The most important among them is the son of Jacob and Rachel who, through various vicissitudes, went from being a slave to becoming the second most important person in Egypt after the Pharaoh (cf. Gen 37-50). The name Joseph is Hebrew for “may God increase, may God give growth”. It is a wish, a blessing based on trust in providence and refers especially to fertility and to raising children. Indeed, this very name reveals to us an essential aspect of Joseph of Nazareth’s personality. He is a man full of faith: he believes and has faith in God’s providence. His every action, as recounted in the Gospel, is dictated by the certainty that God “gives growth”, that God “increases”: that is, that God provides for the continuation of his plan of salvation. And in this, Joseph of Nazareth is very similar to Joseph of Egypt.
The main geographical references regarding Joseph are Bethlehem and Nazareth, which also assume an important role in our understanding of him. In the Old Testament, the city of Bethlehem is called Beth Lechem, that is, “House of bread”. Bethlehem is mentioned several times in the Bible, as far back as the Book of Genesis. Bethlehem is also linked to the story of Ruth and Naomi, told in the short but wonderful Book of Ruth. Ruth gave birth to a son named Obed, who in turn gave birth to Jesse, the father of King David. And it was from the line of David that Joseph, the legal father of Jesus, descended. The prophet Micah foretold great things about Bethlehem: “But you, O Bethlehem of Eph’rathah, who are little to be among the clans of Judah, from you shall come forth for me one who is to be ruler in Israel” (Mi 5:2). The evangelist Matthew would take up this prophecy and connect it to the story of Jesus as its evident fulfilment.
Jerusalem, the great city, was not chosen as the place of the incarnation of Jesus. Bethlehem and Nazareth are the places named in the New Testament for the birth and early life of Jesus, and seem to indicate that periphery and marginality are preferred by God. Jesus was born in a periphery and he spent his life in that periphery until the age of thirty, working as a carpenter like Joseph. For Jesus, the peripheries and marginality were favoured.
Today, Jesus knows the peripheries of our heart, the peripheries of our soul, the peripheries of our society, of our city, of our family, that slightly obscure part that we do not show, perhaps out of shame.

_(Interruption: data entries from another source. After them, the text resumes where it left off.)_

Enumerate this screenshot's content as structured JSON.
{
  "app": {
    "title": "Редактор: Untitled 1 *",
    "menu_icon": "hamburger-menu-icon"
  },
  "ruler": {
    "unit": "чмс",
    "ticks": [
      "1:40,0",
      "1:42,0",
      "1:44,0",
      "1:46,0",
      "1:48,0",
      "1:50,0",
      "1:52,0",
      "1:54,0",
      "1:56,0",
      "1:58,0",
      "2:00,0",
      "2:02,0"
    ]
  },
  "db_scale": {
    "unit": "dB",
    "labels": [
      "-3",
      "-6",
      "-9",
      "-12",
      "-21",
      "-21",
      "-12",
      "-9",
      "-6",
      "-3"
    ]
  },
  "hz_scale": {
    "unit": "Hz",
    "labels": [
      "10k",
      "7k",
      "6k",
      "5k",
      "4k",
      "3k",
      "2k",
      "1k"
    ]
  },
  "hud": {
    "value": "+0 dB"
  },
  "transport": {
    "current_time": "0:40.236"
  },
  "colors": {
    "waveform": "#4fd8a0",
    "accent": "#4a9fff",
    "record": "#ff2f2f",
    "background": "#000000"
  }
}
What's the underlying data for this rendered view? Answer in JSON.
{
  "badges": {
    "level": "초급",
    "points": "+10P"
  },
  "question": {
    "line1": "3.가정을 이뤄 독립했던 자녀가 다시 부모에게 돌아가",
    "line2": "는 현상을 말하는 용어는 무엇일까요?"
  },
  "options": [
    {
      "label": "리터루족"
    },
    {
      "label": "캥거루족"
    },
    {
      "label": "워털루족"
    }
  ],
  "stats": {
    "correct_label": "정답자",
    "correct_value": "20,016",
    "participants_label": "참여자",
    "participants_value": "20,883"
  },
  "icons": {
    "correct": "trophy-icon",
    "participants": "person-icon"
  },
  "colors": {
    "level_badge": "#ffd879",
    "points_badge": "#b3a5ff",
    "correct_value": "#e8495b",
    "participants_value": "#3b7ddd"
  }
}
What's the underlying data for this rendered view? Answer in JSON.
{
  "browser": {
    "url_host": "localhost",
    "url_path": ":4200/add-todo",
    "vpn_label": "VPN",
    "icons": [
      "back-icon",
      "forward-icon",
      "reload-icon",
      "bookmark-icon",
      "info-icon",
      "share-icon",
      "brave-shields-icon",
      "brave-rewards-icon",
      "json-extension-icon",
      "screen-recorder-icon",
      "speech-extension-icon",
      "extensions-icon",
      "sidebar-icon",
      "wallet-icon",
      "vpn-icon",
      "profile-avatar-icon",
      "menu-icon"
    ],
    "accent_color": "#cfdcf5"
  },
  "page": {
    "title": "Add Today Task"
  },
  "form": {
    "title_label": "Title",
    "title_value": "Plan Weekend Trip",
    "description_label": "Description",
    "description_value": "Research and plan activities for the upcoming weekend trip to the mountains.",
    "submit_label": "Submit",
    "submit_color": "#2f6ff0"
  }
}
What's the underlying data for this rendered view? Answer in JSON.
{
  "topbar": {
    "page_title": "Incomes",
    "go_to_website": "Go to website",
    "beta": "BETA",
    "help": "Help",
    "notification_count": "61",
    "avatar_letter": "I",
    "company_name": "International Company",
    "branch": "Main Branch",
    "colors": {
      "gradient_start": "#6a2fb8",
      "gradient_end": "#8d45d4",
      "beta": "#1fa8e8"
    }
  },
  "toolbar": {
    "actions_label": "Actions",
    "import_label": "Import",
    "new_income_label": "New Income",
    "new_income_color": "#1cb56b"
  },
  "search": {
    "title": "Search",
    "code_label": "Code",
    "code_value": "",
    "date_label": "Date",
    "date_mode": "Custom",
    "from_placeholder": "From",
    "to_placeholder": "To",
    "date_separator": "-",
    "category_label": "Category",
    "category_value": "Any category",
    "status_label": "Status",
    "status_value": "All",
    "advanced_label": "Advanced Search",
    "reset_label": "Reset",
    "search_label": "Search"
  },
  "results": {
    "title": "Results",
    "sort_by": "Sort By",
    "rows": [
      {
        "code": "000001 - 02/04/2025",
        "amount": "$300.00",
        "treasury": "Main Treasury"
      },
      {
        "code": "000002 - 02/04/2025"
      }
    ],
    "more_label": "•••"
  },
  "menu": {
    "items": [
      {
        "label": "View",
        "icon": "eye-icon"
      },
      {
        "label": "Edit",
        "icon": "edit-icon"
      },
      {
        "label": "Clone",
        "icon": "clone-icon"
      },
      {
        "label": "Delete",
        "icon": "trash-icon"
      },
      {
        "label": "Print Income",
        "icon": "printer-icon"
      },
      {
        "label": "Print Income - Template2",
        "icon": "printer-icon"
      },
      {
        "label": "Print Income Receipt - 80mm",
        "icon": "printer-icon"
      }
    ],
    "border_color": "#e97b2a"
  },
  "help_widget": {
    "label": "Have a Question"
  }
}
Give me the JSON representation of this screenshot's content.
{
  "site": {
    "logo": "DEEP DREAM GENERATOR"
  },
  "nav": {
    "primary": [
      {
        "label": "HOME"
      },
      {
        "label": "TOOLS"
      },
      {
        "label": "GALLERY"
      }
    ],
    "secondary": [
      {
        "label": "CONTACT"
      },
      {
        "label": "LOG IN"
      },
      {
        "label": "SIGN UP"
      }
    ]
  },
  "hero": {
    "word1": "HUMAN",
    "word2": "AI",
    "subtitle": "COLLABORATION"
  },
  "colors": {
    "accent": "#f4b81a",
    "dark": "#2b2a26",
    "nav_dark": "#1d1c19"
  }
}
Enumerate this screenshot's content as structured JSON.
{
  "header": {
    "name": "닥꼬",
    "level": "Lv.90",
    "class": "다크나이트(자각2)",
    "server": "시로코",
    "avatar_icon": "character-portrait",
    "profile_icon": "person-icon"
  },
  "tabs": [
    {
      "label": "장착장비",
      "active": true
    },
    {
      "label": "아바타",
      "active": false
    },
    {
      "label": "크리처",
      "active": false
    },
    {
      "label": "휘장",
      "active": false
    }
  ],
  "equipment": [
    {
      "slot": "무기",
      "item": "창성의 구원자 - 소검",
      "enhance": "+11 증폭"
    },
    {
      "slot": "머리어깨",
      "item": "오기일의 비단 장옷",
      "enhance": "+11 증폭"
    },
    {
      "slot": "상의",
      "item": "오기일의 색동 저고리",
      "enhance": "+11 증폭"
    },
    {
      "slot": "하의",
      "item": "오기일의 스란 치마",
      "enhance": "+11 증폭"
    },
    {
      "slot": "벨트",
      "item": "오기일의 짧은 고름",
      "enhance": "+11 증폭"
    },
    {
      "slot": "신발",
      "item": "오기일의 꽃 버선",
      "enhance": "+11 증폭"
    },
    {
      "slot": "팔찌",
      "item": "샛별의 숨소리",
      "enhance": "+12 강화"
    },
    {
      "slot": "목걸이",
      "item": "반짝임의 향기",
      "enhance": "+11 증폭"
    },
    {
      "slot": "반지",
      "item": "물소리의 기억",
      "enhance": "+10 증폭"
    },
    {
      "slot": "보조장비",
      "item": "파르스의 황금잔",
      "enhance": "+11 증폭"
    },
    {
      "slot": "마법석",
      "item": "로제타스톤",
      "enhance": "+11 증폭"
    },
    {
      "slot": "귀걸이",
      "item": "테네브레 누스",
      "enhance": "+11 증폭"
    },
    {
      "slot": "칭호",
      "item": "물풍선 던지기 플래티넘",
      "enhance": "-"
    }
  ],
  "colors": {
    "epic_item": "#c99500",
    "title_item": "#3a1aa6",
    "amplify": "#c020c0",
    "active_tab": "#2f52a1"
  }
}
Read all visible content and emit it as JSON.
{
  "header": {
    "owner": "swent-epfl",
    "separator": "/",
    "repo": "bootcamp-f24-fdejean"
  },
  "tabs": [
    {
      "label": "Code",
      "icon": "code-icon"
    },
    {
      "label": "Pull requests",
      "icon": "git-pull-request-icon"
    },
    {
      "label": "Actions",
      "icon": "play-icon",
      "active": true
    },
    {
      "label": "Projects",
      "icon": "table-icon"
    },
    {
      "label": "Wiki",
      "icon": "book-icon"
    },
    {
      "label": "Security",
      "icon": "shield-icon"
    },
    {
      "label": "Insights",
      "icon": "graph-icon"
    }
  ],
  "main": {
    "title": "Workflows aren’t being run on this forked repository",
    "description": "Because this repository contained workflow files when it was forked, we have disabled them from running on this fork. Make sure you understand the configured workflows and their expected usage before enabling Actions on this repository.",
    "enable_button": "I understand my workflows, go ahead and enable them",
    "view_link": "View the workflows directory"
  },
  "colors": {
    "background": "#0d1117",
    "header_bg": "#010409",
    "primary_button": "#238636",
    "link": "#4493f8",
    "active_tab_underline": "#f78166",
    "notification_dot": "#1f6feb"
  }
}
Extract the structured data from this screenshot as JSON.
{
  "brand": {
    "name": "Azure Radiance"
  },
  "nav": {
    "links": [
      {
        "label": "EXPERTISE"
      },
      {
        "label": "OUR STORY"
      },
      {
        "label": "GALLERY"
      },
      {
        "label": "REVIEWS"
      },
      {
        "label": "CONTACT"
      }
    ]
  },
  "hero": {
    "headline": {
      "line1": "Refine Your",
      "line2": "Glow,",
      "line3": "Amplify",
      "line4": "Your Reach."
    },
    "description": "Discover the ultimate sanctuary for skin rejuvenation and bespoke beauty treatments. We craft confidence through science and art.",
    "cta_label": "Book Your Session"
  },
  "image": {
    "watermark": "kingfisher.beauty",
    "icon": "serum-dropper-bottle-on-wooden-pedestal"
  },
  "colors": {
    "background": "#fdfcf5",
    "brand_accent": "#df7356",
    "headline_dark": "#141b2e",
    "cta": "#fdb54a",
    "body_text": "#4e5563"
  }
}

Read the rest of Pope Francis’ reflection at the Vatican site.
Compiled by Sr Christine Clarke PBVM